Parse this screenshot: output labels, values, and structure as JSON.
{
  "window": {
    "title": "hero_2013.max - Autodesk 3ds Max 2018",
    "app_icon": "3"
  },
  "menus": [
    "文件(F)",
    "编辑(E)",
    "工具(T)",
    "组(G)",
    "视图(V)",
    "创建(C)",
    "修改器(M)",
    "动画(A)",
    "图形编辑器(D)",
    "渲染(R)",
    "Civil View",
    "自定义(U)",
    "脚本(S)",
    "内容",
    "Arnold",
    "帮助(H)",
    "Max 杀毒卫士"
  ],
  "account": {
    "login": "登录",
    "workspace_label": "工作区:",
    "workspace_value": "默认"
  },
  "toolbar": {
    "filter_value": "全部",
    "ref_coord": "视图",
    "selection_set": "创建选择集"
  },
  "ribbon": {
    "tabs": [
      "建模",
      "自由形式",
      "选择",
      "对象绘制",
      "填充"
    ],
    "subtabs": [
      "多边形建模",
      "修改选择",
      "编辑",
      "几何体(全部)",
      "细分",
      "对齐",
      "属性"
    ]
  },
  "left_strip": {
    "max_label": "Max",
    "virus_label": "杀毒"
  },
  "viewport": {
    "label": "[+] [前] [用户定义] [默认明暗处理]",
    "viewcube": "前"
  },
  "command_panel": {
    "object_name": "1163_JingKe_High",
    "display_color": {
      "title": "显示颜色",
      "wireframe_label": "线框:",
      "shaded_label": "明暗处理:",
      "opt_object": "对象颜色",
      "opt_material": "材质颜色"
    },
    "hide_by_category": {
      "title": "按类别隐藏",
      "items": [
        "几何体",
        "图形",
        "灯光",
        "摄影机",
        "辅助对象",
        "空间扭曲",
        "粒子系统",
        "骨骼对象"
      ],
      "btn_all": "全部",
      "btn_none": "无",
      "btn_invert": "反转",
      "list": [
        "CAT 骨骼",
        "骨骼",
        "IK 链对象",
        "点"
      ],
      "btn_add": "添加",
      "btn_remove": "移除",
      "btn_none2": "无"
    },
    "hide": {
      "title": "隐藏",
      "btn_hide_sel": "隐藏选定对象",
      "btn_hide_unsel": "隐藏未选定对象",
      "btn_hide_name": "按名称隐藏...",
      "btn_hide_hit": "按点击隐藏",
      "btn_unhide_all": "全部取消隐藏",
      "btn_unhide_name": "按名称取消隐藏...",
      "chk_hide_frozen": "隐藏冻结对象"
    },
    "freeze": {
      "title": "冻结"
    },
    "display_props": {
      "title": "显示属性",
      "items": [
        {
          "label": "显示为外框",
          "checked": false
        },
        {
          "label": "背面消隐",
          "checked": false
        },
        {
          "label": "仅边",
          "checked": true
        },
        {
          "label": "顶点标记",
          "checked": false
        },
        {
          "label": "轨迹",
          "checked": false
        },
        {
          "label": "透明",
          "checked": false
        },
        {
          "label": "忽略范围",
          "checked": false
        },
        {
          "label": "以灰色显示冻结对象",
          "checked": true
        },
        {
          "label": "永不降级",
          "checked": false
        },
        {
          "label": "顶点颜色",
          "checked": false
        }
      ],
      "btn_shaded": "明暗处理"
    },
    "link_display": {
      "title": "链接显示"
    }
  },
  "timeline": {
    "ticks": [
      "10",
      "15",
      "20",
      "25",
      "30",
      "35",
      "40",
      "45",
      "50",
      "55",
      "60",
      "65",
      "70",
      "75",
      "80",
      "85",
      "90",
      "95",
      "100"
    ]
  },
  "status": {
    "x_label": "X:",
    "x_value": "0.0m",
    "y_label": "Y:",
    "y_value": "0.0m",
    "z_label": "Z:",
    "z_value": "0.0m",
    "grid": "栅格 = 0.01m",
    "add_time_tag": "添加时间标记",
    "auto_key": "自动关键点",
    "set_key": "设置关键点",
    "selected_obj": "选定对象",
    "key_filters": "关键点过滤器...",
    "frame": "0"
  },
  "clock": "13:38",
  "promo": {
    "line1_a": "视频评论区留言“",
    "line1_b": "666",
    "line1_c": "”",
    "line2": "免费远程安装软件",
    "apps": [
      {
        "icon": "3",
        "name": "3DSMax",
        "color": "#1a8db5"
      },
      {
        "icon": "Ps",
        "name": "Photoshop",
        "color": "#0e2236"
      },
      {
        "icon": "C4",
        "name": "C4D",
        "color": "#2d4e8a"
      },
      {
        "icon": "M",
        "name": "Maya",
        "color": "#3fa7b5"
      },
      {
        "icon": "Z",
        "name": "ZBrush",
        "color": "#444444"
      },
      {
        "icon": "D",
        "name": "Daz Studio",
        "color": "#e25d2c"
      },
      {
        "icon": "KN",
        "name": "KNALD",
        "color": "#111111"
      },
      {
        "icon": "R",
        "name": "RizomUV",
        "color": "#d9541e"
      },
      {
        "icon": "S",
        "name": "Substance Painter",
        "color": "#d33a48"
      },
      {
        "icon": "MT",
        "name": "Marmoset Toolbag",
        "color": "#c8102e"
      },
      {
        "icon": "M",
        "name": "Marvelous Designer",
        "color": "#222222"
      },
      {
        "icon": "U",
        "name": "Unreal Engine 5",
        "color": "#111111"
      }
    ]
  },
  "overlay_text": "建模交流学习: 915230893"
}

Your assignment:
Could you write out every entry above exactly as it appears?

Solution for this exercise:
Parse this screenshot: output labels, values, and structure as JSON.
{
  "window": {
    "title": "hero_2013.max - Autodesk 3ds Max 2018",
    "app_icon": "3"
  },
  "menus": [
    "文件(F)",
    "编辑(E)",
    "工具(T)",
    "组(G)",
    "视图(V)",
    "创建(C)",
    "修改器(M)",
    "动画(A)",
    "图形编辑器(D)",
    "渲染(R)",
    "Civil View",
    "自定义(U)",
    "脚本(S)",
    "内容",
    "Arnold",
    "帮助(H)",
    "Max 杀毒卫士"
  ],
  "account": {
    "login": "登录",
    "workspace_label": "工作区:",
    "workspace_value": "默认"
  },
  "toolbar": {
    "filter_value": "全部",
    "ref_coord": "视图",
    "selection_set": "创建选择集"
  },
  "ribbon": {
    "tabs": [
      "建模",
      "自由形式",
      "选择",
      "对象绘制",
      "填充"
    ],
    "subtabs": [
      "多边形建模",
      "修改选择",
      "编辑",
      "几何体(全部)",
      "细分",
      "对齐",
      "属性"
    ]
  },
  "left_strip": {
    "max_label": "Max",
    "virus_label": "杀毒"
  },
  "viewport": {
    "label": "[+] [前] [用户定义] [默认明暗处理]",
    "viewcube": "前"
  },
  "command_panel": {
    "object_name": "1163_JingKe_High",
    "display_color": {
      "title": "显示颜色",
      "wireframe_label": "线框:",
      "shaded_label": "明暗处理:",
      "opt_object": "对象颜色",
      "opt_material": "材质颜色"
    },
    "hide_by_category": {
      "title": "按类别隐藏",
      "items": [
        "几何体",
        "图形",
        "灯光",
        "摄影机",
        "辅助对象",
        "空间扭曲",
        "粒子系统",
        "骨骼对象"
      ],
      "btn_all": "全部",
      "btn_none": "无",
      "btn_invert": "反转",
      "list": [
        "CAT 骨骼",
        "骨骼",
        "IK 链对象",
        "点"
      ],
      "btn_add": "添加",
      "btn_remove": "移除",
      "btn_none2": "无"
    },
    "hide": {
      "title": "隐藏",
      "btn_hide_sel": "隐藏选定对象",
      "btn_hide_unsel": "隐藏未选定对象",
      "btn_hide_name": "按名称隐藏...",
      "btn_hide_hit": "按点击隐藏",
      "btn_unhide_all": "全部取消隐藏",
      "btn_unhide_name": "按名称取消隐藏...",
      "chk_hide_frozen": "隐藏冻结对象"
    },
    "freeze": {
      "title": "冻结"
    },
    "display_props": {
      "title": "显示属性",
      "items": [
        {
          "label": "显示为外框",
          "checked": false
        },
        {
          "label": "背面消隐",
          "checked": false
        },
        {
          "label": "仅边",
          "checked": true
        },
        {
          "label": "顶点标记",
          "checked": false
        },
        {
          "label": "轨迹",
          "checked": false
        },
        {
          "label": "透明",
          "checked": false
        },
        {
          "label": "忽略范围",
          "checked": false
        },
        {
          "label": "以灰色显示冻结对象",
          "checked": true
        },
        {
          "label": "永不降级",
          "checked": false
        },
        {
          "label": "顶点颜色",
          "checked": false
        }
      ],
      "btn_shaded": "明暗处理"
    },
    "link_display": {
      "title": "链接显示"
    }
  },
  "timeline": {
    "ticks": [
      "10",
      "15",
      "20",
      "25",
      "30",
      "35",
      "40",
      "45",
      "50",
      "55",
      "60",
      "65",
      "70",
      "75",
      "80",
      "85",
      "90",
      "95",
      "100"
    ]
  },
  "status": {
    "x_label": "X:",
    "x_value": "0.0m",
    "y_label": "Y:",
    "y_value": "0.0m",
    "z_label": "Z:",
    "z_value": "0.0m",
    "grid": "栅格 = 0.01m",
    "add_time_tag": "添加时间标记",
    "auto_key": "自动关键点",
    "set_key": "设置关键点",
    "selected_obj": "选定对象",
    "key_filters": "关键点过滤器...",
    "frame": "0"
  },
  "clock": "13:38",
  "promo": {
    "line1_a": "视频评论区留言“",
    "line1_b": "666",
    "line1_c": "”",
    "line2": "免费远程安装软件",
    "apps": [
      {
        "icon": "3",
        "name": "3DSMax",
        "color": "#1a8db5"
      },
      {
        "icon": "Ps",
        "name": "Photoshop",
        "color": "#0e2236"
      },
      {
        "icon": "C4",
        "name": "C4D",
        "color": "#2d4e8a"
      },
      {
        "icon": "M",
        "name": "Maya",
        "color": "#3fa7b5"
      },
      {
        "icon": "Z",
        "name": "ZBrush",
        "color": "#444444"
      },
      {
        "icon": "D",
        "name": "Daz Studio",
        "color": "#e25d2c"
      },
      {
        "icon": "KN",
        "name": "KNALD",
        "color": "#111111"
      },
      {
        "icon": "R",
        "name": "RizomUV",
        "color": "#d9541e"
      },
      {
        "icon": "S",
        "name": "Substance Painter",
        "color": "#d33a48"
      },
      {
        "icon": "MT",
        "name": "Marmoset Toolbag",
        "color": "#c8102e"
      },
      {
        "icon": "M",
        "name": "Marvelous Designer",
        "color": "#222222"
      },
      {
        "icon": "U",
        "name": "Unreal Engine 5",
        "color": "#111111"
      }
    ]
  },
  "overlay_text": "建模交流学习: 915230893"
}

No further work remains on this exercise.